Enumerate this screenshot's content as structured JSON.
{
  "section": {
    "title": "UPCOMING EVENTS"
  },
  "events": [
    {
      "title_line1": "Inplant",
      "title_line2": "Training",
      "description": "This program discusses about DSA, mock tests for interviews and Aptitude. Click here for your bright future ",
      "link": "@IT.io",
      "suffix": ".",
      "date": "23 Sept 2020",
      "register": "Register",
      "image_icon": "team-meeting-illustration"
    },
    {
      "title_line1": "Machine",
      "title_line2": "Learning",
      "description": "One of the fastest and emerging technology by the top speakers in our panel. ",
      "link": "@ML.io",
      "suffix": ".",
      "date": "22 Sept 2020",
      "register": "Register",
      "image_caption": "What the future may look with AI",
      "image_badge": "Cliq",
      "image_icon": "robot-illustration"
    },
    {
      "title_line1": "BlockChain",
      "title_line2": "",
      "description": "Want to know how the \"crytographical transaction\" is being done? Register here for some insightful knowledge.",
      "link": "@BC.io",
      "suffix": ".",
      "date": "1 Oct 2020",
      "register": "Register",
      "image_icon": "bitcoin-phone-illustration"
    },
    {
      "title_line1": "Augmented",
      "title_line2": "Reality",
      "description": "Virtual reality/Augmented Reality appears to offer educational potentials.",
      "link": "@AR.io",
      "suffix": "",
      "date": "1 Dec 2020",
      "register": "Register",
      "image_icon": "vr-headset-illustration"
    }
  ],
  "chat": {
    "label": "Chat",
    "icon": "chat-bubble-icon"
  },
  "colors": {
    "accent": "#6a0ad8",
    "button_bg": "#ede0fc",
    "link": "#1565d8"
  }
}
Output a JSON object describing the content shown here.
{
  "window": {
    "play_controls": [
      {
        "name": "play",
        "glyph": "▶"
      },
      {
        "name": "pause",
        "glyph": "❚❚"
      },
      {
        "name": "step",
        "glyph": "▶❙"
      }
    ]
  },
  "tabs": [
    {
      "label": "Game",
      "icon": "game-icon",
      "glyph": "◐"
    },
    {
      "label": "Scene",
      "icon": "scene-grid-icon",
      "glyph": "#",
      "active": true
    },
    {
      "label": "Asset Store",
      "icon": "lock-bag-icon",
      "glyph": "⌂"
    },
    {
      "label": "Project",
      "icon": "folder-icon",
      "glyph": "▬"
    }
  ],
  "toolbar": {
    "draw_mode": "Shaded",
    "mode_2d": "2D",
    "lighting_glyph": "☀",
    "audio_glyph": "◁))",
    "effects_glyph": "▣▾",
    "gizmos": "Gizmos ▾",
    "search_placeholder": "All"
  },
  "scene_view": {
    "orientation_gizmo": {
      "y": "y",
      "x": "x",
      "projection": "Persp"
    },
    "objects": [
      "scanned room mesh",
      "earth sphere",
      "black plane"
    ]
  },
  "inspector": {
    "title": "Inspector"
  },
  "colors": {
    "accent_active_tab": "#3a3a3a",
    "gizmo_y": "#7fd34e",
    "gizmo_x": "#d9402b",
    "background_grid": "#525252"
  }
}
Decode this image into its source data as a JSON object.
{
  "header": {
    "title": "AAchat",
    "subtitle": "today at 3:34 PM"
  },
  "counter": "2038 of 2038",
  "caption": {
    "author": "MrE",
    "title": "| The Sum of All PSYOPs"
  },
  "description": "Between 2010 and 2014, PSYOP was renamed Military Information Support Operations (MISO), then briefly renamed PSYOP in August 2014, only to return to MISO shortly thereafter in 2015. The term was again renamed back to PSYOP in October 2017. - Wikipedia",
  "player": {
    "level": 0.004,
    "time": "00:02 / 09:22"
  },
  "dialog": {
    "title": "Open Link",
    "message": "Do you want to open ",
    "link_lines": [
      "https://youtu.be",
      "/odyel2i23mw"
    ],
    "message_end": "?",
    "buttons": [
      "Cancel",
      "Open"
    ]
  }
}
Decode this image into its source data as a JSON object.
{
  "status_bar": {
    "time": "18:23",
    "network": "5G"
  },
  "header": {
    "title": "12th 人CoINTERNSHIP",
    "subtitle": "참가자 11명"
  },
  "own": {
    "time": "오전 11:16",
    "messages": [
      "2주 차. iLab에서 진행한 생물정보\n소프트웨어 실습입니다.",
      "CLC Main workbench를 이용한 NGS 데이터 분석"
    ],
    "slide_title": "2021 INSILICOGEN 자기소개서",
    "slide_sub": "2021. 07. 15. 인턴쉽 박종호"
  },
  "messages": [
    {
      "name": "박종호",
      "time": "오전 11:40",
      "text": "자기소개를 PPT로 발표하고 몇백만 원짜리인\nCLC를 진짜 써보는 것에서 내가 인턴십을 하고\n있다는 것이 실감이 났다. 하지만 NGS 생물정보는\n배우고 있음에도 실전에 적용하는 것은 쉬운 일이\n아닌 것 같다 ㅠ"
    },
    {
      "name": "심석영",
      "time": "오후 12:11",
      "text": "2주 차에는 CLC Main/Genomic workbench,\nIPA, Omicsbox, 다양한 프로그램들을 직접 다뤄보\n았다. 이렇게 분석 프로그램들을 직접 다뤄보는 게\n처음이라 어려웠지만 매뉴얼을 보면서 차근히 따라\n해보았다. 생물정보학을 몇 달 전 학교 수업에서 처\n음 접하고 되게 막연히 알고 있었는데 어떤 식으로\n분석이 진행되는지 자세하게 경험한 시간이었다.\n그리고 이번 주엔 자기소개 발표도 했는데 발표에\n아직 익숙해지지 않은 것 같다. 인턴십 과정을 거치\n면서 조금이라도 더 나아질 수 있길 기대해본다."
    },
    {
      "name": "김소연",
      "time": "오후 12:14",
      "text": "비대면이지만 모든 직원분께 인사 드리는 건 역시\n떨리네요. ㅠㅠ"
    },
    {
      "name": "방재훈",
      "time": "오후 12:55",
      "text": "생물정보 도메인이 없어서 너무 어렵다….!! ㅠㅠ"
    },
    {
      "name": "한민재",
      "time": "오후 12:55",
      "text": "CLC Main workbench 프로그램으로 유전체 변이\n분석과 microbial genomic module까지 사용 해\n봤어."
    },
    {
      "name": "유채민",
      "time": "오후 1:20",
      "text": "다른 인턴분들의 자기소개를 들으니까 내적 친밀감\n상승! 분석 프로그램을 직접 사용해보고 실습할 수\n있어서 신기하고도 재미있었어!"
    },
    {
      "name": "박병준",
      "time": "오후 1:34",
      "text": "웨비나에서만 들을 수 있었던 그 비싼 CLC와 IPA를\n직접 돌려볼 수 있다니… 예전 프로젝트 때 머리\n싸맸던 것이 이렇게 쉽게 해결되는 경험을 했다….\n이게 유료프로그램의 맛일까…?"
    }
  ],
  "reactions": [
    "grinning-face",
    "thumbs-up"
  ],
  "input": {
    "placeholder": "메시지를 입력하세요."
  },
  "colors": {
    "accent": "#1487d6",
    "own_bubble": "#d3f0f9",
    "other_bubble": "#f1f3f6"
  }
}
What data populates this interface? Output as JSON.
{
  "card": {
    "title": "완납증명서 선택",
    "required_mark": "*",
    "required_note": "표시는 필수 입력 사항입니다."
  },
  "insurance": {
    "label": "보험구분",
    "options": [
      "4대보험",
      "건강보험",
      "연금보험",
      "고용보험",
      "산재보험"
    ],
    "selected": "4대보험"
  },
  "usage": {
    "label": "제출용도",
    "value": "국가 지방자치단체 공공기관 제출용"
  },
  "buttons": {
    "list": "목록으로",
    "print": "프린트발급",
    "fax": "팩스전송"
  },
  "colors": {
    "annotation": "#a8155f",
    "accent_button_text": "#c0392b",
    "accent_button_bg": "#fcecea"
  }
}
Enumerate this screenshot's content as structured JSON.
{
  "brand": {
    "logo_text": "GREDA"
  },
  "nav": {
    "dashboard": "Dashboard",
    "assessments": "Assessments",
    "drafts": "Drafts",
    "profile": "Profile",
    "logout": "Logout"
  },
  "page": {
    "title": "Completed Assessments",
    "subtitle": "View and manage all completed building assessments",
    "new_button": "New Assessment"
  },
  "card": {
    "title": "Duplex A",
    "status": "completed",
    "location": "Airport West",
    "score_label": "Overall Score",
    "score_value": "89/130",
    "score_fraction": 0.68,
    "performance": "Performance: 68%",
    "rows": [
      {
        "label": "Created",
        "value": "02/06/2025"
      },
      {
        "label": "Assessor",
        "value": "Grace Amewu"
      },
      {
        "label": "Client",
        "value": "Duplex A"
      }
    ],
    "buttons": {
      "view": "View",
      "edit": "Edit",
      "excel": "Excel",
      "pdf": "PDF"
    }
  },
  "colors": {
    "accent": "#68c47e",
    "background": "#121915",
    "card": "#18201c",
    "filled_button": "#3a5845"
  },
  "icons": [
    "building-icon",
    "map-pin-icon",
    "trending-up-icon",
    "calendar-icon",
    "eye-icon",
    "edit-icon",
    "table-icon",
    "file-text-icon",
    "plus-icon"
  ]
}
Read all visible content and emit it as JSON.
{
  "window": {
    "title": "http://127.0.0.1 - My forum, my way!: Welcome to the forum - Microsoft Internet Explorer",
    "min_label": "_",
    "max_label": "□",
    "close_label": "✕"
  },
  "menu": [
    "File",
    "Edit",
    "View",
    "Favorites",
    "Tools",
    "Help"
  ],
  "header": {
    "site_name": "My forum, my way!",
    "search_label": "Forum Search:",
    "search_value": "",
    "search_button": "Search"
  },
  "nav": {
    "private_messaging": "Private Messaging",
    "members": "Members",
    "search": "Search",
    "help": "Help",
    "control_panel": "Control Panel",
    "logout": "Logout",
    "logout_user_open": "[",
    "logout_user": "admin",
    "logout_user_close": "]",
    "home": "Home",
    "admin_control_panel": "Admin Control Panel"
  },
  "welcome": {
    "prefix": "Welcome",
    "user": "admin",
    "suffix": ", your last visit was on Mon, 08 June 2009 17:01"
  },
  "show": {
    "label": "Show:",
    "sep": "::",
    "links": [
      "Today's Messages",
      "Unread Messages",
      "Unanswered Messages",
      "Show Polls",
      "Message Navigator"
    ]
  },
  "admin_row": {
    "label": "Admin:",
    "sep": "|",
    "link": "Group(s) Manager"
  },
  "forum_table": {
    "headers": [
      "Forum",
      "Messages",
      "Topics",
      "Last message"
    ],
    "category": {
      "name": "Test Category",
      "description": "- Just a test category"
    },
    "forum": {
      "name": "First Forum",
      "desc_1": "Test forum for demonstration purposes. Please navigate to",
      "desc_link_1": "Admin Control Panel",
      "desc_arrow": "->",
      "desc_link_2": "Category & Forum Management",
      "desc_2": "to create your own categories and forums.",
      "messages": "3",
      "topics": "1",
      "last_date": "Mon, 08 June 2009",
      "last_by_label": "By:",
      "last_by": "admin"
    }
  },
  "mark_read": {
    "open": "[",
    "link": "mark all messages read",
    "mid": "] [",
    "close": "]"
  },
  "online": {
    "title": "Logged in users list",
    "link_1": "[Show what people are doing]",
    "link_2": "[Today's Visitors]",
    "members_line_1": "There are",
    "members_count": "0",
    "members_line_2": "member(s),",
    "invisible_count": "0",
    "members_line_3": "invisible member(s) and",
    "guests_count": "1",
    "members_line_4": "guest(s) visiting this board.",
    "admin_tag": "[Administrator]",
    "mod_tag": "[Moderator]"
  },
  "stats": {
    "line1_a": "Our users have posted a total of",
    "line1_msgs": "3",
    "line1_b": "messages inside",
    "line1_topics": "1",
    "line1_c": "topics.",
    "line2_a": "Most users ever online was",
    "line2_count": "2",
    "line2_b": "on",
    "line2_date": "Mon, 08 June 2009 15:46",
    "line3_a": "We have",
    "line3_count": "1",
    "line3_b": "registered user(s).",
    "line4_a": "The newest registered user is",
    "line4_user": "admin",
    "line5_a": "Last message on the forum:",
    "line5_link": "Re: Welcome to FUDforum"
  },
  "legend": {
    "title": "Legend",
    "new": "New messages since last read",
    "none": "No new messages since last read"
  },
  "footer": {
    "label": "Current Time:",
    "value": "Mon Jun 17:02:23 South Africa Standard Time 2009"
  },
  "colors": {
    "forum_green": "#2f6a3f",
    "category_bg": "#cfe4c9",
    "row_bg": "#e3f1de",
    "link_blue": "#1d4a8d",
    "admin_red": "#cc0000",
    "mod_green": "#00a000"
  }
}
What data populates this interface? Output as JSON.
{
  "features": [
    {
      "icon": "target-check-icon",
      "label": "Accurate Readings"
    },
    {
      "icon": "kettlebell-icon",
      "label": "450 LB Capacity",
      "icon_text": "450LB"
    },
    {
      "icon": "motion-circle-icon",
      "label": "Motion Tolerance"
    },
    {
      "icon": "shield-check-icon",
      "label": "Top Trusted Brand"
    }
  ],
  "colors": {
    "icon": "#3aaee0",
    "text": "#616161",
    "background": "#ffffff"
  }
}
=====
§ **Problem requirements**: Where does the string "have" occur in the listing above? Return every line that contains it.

§ **Exercise answer**:
    "line1_a": "Our users have posted a total of",
    "line3_a": "We have",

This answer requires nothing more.